● **WHAT THE EXERCISE ASKS**:
Could you retype the entries below exactly, omitting every picture?

● **AVAILABLE RECORDS**:
□ □ □ □ □ □ □

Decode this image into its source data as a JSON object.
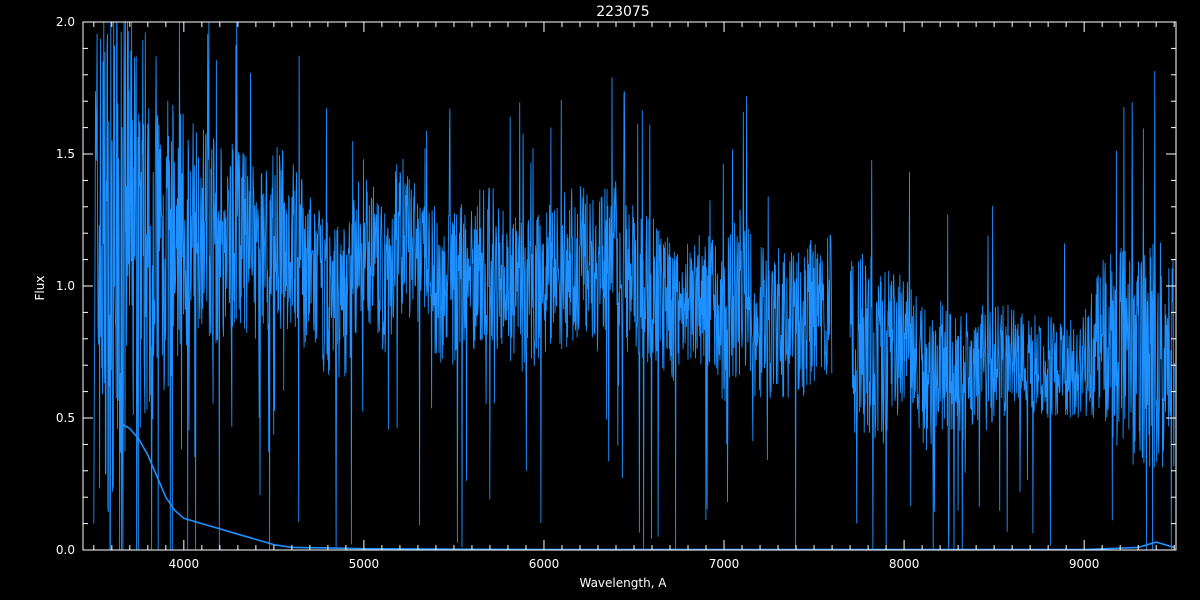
{
  "chart_data": {
    "type": "line",
    "title": "223075",
    "xlabel": "Wavelength, A",
    "ylabel": "Flux",
    "xlim": [
      3440,
      9510
    ],
    "ylim": [
      0.0,
      2.0
    ],
    "xticks": [
      4000,
      5000,
      6000,
      7000,
      8000,
      9000
    ],
    "xtick_labels": [
      "4000",
      "5000",
      "6000",
      "7000",
      "8000",
      "9000"
    ],
    "yticks": [
      0.0,
      0.5,
      1.0,
      1.5,
      2.0
    ],
    "ytick_labels": [
      "0.0",
      "0.5",
      "1.0",
      "1.5",
      "2.0"
    ],
    "grid": false,
    "background": "#000000",
    "axis_color": "#ffffff",
    "series": [
      {
        "color": "#1e90ff",
        "style": "noisy-spectrum",
        "gap": [
          7600,
          7700
        ],
        "x": [
          3500,
          3600,
          3700,
          3800,
          3900,
          4000,
          4100,
          4200,
          4300,
          4400,
          4500,
          4600,
          4700,
          4800,
          4900,
          5000,
          5100,
          5200,
          5300,
          5400,
          5500,
          5600,
          5700,
          5800,
          5900,
          6000,
          6100,
          6200,
          6300,
          6400,
          6500,
          6600,
          6700,
          6800,
          6900,
          7000,
          7100,
          7200,
          7300,
          7400,
          7500,
          7600,
          7700,
          7800,
          7900,
          8000,
          8100,
          8200,
          8300,
          8400,
          8500,
          8600,
          8700,
          8800,
          8900,
          9000,
          9100,
          9200,
          9300,
          9400,
          9500
        ],
        "y": [
          1.1,
          1.15,
          1.2,
          1.25,
          1.15,
          1.2,
          1.25,
          1.15,
          1.2,
          1.1,
          1.2,
          1.15,
          1.05,
          0.95,
          0.95,
          1.2,
          1.0,
          1.2,
          1.1,
          1.0,
          1.0,
          1.05,
          1.1,
          1.0,
          0.95,
          1.05,
          1.05,
          1.1,
          1.05,
          1.1,
          1.0,
          1.0,
          0.9,
          0.95,
          0.95,
          0.85,
          1.0,
          0.85,
          0.85,
          0.85,
          0.9,
          0.9,
          0.75,
          0.8,
          0.7,
          0.8,
          0.65,
          0.7,
          0.65,
          0.7,
          0.7,
          0.75,
          0.7,
          0.7,
          0.7,
          0.7,
          0.8,
          0.75,
          0.7,
          0.75,
          0.7
        ],
        "noise": [
          1.0,
          1.0,
          0.9,
          0.8,
          0.6,
          0.45,
          0.4,
          0.4,
          0.35,
          0.35,
          0.35,
          0.35,
          0.3,
          0.3,
          0.3,
          0.3,
          0.3,
          0.3,
          0.3,
          0.3,
          0.3,
          0.3,
          0.3,
          0.3,
          0.3,
          0.3,
          0.3,
          0.3,
          0.3,
          0.3,
          0.3,
          0.3,
          0.28,
          0.25,
          0.25,
          0.3,
          0.35,
          0.3,
          0.3,
          0.3,
          0.3,
          0.3,
          0.35,
          0.35,
          0.35,
          0.3,
          0.3,
          0.25,
          0.25,
          0.25,
          0.25,
          0.2,
          0.2,
          0.2,
          0.2,
          0.2,
          0.3,
          0.4,
          0.4,
          0.45,
          0.4
        ]
      },
      {
        "color": "#1e90ff",
        "style": "line",
        "x": [
          3650,
          3700,
          3750,
          3800,
          3850,
          3900,
          3950,
          4000,
          4100,
          4200,
          4300,
          4400,
          4500,
          4600,
          4800,
          5000,
          5500,
          6000,
          7000,
          8000,
          9000,
          9300,
          9400,
          9500
        ],
        "y": [
          0.48,
          0.46,
          0.42,
          0.36,
          0.28,
          0.2,
          0.15,
          0.12,
          0.1,
          0.08,
          0.06,
          0.04,
          0.02,
          0.01,
          0.008,
          0.005,
          0.003,
          0.002,
          0.002,
          0.002,
          0.002,
          0.01,
          0.03,
          0.01
        ]
      }
    ]
  }
}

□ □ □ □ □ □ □

● **SOLUTION FOR THIS TASK**:
Decode this image into its source data as a JSON object.
{
  "chart_data": {
    "type": "line",
    "title": "223075",
    "xlabel": "Wavelength, A",
    "ylabel": "Flux",
    "xlim": [
      3440,
      9510
    ],
    "ylim": [
      0.0,
      2.0
    ],
    "xticks": [
      4000,
      5000,
      6000,
      7000,
      8000,
      9000
    ],
    "xtick_labels": [
      "4000",
      "5000",
      "6000",
      "7000",
      "8000",
      "9000"
    ],
    "yticks": [
      0.0,
      0.5,
      1.0,
      1.5,
      2.0
    ],
    "ytick_labels": [
      "0.0",
      "0.5",
      "1.0",
      "1.5",
      "2.0"
    ],
    "grid": false,
    "background": "#000000",
    "axis_color": "#ffffff",
    "series": [
      {
        "color": "#1e90ff",
        "style": "noisy-spectrum",
        "gap": [
          7600,
          7700
        ],
        "x": [
          3500,
          3600,
          3700,
          3800,
          3900,
          4000,
          4100,
          4200,
          4300,
          4400,
          4500,
          4600,
          4700,
          4800,
          4900,
          5000,
          5100,
          5200,
          5300,
          5400,
          5500,
          5600,
          5700,
          5800,
          5900,
          6000,
          6100,
          6200,
          6300,
          6400,
          6500,
          6600,
          6700,
          6800,
          6900,
          7000,
          7100,
          7200,
          7300,
          7400,
          7500,
          7600,
          7700,
          7800,
          7900,
          8000,
          8100,
          8200,
          8300,
          8400,
          8500,
          8600,
          8700,
          8800,
          8900,
          9000,
          9100,
          9200,
          9300,
          9400,
          9500
        ],
        "y": [
          1.1,
          1.15,
          1.2,
          1.25,
          1.15,
          1.2,
          1.25,
          1.15,
          1.2,
          1.1,
          1.2,
          1.15,
          1.05,
          0.95,
          0.95,
          1.2,
          1.0,
          1.2,
          1.1,
          1.0,
          1.0,
          1.05,
          1.1,
          1.0,
          0.95,
          1.05,
          1.05,
          1.1,
          1.05,
          1.1,
          1.0,
          1.0,
          0.9,
          0.95,
          0.95,
          0.85,
          1.0,
          0.85,
          0.85,
          0.85,
          0.9,
          0.9,
          0.75,
          0.8,
          0.7,
          0.8,
          0.65,
          0.7,
          0.65,
          0.7,
          0.7,
          0.75,
          0.7,
          0.7,
          0.7,
          0.7,
          0.8,
          0.75,
          0.7,
          0.75,
          0.7
        ],
        "noise": [
          1.0,
          1.0,
          0.9,
          0.8,
          0.6,
          0.45,
          0.4,
          0.4,
          0.35,
          0.35,
          0.35,
          0.35,
          0.3,
          0.3,
          0.3,
          0.3,
          0.3,
          0.3,
          0.3,
          0.3,
          0.3,
          0.3,
          0.3,
          0.3,
          0.3,
          0.3,
          0.3,
          0.3,
          0.3,
          0.3,
          0.3,
          0.3,
          0.28,
          0.25,
          0.25,
          0.3,
          0.35,
          0.3,
          0.3,
          0.3,
          0.3,
          0.3,
          0.35,
          0.35,
          0.35,
          0.3,
          0.3,
          0.25,
          0.25,
          0.25,
          0.25,
          0.2,
          0.2,
          0.2,
          0.2,
          0.2,
          0.3,
          0.4,
          0.4,
          0.45,
          0.4
        ]
      },
      {
        "color": "#1e90ff",
        "style": "line",
        "x": [
          3650,
          3700,
          3750,
          3800,
          3850,
          3900,
          3950,
          4000,
          4100,
          4200,
          4300,
          4400,
          4500,
          4600,
          4800,
          5000,
          5500,
          6000,
          7000,
          8000,
          9000,
          9300,
          9400,
          9500
        ],
        "y": [
          0.48,
          0.46,
          0.42,
          0.36,
          0.28,
          0.2,
          0.15,
          0.12,
          0.1,
          0.08,
          0.06,
          0.04,
          0.02,
          0.01,
          0.008,
          0.005,
          0.003,
          0.002,
          0.002,
          0.002,
          0.002,
          0.01,
          0.03,
          0.01
        ]
      }
    ]
  }
}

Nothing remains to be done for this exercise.